A poll of roughly 40 major think tanks, conducted each month by a semi-government body, showed on Tuesday analysts now expect the economy will grow 1.21 per cent in the year to March 2016.
That was a rare sharp downgrade from 1.66 per cent projected in the previous month's ESP survey, regarded as the most comprehensive poll available in Japan.
It also widened the gap between private-sector views and the BOJ's upbeat forecast last month for a 1.7 per cent expansion this year.
The world's third-largest economy likely contracted an annualised 1.9 per cent in April-June due to weak exports and household spending, a sharp reversal from a 3.9 per cent expansion in the first quarter, a Reuters poll showed. The data will be released on Monday.
Many analysts agree with the Bank of Japan that growth will rebound in the third quarter as solid US demand lifts exports and Japanese households resume spending as wages rise.
But the expected dismal second-quarter reading and any weak data over the summer will most certainly force the BOJ to cut its outlook when it next reviews its forecasts in October, analysts say.

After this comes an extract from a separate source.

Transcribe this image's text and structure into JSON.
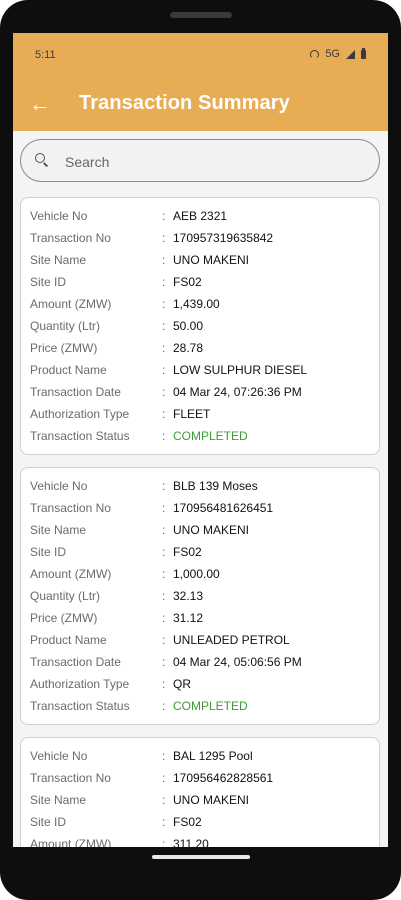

"The question is how big the BOJ's downgrade will be. The BOJ says the current weakness in consumption is temporary but it's uncertain whether that's indeed the case," said Yuichiro Nagai, an economist at Barclays Capital Japan.
The downgrade in forecasts has not bolstered expectations of imminent monetary easing, partly as BOJ officials have clung to their upbeat rhetoric despite a recent slew of weak data.
"Unless the economy suffers another contraction in the third quarter and slides into recession, the BOJ will probably stick to its rosy scenario and hold off on easing further," said Barclay's Mr Nagai.